FTP security


The FTP protocol (port 21) is not considered to be a “secure” protocol. This means that all incoming and outgoing data is in plain text and unencrypted. Because the data is not secured, a very cunning individual could listen in on what you’re communicating.

As a result, it’s only suggested that you create an SFTP or Shell account and connect using port 22.

Difference between FTP and SFTP
SFTP is a network protocol for transferring files securely using the secure shell (SSH) protocol. SFTP isn’t just FTP over SSH; it’s a completely new protocol. Because it uses an encrypted transport layer, it’s commonly referred to as Secure FTP.

Setting an existing FTP user to an SFTP user
To convert an existing FTP user to an SFTP user, follow these steps:

To get started, go to the FTP Users & Files page.
Users display data
To open the user’s settings box, click the Show Info down arrow next to your hostname.
2019-11 panel new manage users 04.fw.png
Select Edit Access Settings from the drop-down menu.
Set user to SFTP
Check the box next to Secure connection (FTP access disabled).
Wait about 5 minutes for the updated settings to update after clicking the Save Changes button.

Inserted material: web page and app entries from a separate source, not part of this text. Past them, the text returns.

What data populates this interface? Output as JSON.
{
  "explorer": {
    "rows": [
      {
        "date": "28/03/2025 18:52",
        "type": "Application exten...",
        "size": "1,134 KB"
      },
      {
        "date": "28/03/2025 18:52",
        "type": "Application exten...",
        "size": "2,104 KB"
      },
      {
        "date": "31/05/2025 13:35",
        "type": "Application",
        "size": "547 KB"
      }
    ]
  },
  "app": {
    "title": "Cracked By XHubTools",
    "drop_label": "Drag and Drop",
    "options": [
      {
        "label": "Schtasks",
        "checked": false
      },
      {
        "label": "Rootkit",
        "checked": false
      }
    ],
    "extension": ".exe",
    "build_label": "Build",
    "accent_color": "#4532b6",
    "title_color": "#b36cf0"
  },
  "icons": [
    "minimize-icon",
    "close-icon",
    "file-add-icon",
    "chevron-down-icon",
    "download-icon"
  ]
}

You can then use port 22 to connect to your server.
Adding a user to the FTP server
When you change or add a new domain and create a new user, SFTP is automatically selected as the default and FTP is disabled.

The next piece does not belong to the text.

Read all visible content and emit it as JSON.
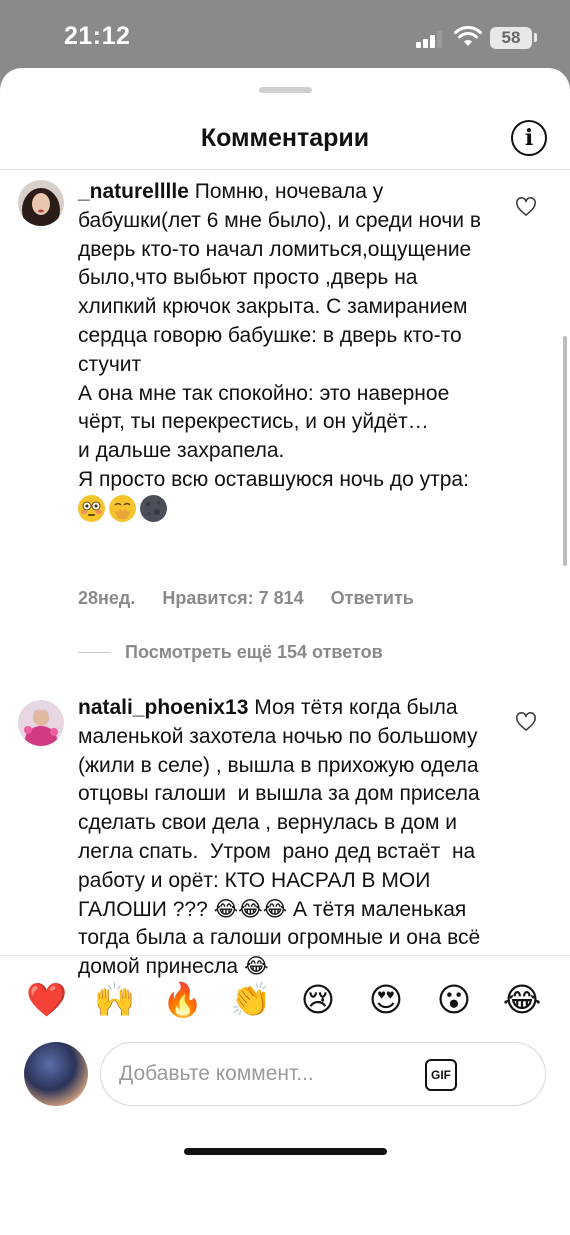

You can deselect the checkbox Secure connection (FTP access disabled) for the newly created user if you need FTP for some reason, however this is NOT RECOMMENDED. You can do so by clicking ‘Show Info’ and then the Edit Access Settings link on the FTP Users & Files page:

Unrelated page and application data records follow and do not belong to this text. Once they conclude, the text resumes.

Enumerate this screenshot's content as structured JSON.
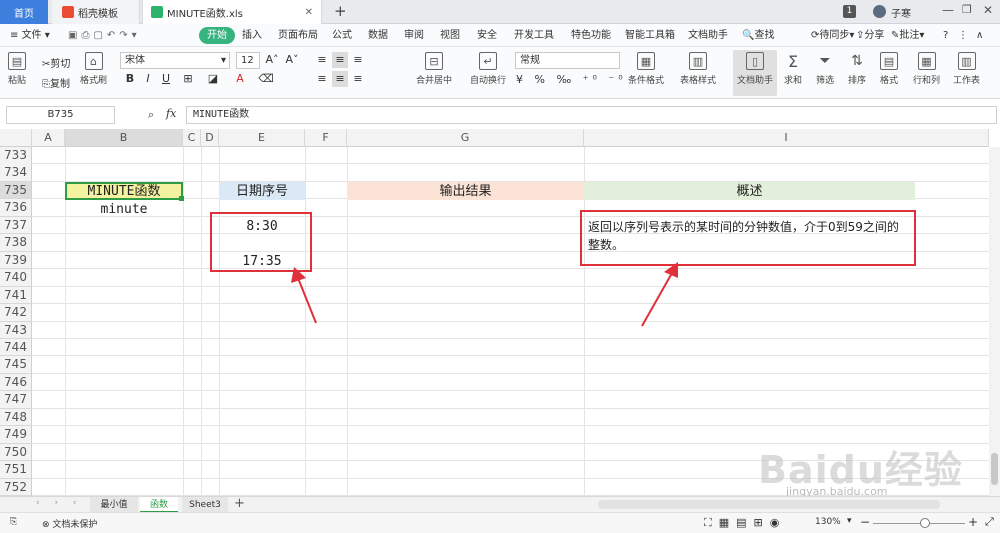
{
  "tabs": {
    "home": "首页",
    "template": "稻壳模板",
    "file": "MINUTE函数.xls",
    "page_badge": "1",
    "user": "子寒"
  },
  "menu": {
    "file": "文件",
    "start": "开始",
    "items": [
      "插入",
      "页面布局",
      "公式",
      "数据",
      "审阅",
      "视图",
      "安全",
      "开发工具",
      "特色功能",
      "智能工具箱",
      "文档助手"
    ],
    "search": "查找",
    "sync": "待同步",
    "share": "分享",
    "annotate": "批注"
  },
  "ribbon": {
    "paste": "粘贴",
    "cut": "剪切",
    "copy": "复制",
    "format_painter": "格式刷",
    "font_name": "宋体",
    "font_size": "12",
    "merge": "合并居中",
    "wrap": "自动换行",
    "number_format": "常规",
    "cond_format": "条件格式",
    "table_style": "表格样式",
    "doc_assist": "文档助手",
    "sum": "求和",
    "filter": "筛选",
    "sort": "排序",
    "format": "格式",
    "rowcol": "行和列",
    "worksheet": "工作表"
  },
  "formula_bar": {
    "cell_ref": "B735",
    "fx": "fx",
    "content": "MINUTE函数"
  },
  "columns": [
    "A",
    "B",
    "C",
    "D",
    "E",
    "F",
    "G",
    "I"
  ],
  "rows": [
    "733",
    "734",
    "735",
    "736",
    "737",
    "738",
    "739",
    "740",
    "741",
    "742",
    "743",
    "744",
    "745",
    "746",
    "747",
    "748",
    "749",
    "750",
    "751",
    "752"
  ],
  "cells": {
    "b735": "MINUTE函数",
    "b736": "minute",
    "e735": "日期序号",
    "e737": "8:30",
    "e739": "17:35",
    "g735": "输出结果",
    "i735": "概述",
    "i737": "返回以序列号表示的某时间的分钟数值，介于0到59之间的整数。"
  },
  "sheets": [
    "最小值",
    "函数",
    "Sheet3"
  ],
  "status": {
    "protect": "文档未保护",
    "zoom": "130%"
  },
  "watermark": "Baidu经验",
  "watermark_url": "jingyan.baidu.com",
  "colors": {
    "accent_green": "#36b37e",
    "header_yellow": "#f2f2a0",
    "header_blue": "#dbe9f7",
    "header_orange": "#fbe3d6",
    "header_green": "#e2efda",
    "annotation_red": "#e0303a"
  }
}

Make the user an FTP user.
Disabling FTP on a VPS server
If you have a VPS, you can turn off FTP completely to make your server even more secure. Go to the Virtual Private Servers website. Click the Configure button to the right of the server.

On a VPS, disable FTP.
Select ‘Inactive’ from the drop-down box to the right of ‘FTP server.’ Finally, at the bottom, click Save ps123456’s settings to save your changes.

Notes on using SFTP
When utilizing SFTP to log into your account, you may notice some variations from what you would see if you logged in as a regular FTP user.

You may see that there are more directories accessible above the /home directory. This is normal because all users have access to such directories to some extent. As a regular user, however, you will not be able to view files that you do not have permission to view, nor will you be able to harm the server.
Files/directories that aren’t visible: Hidden files on a Unix system are those whose names begin with a period (.). SFTP clients, like FTP clients, usually feature a “enable/disable viewing hidden files” option. You’ll be able to see these files/directories if that option is enabled (if your user has permissions to do so). If you’re having trouble removing a directory (assuming you have the right permissions), and you get an error message saying “directory not empty,” it’s possible that there are hidden files/directories in that directory that your client won’t let you view. Before you proceed any further, double-check your program selections. If you have the option to view hidden files/directories enabled and are still unable to delete a directory, please contact support. So that support can investigate, provide them the server, user account, and full path to the directory you’re trying to delete. For further details, see the article How do I show hidden files?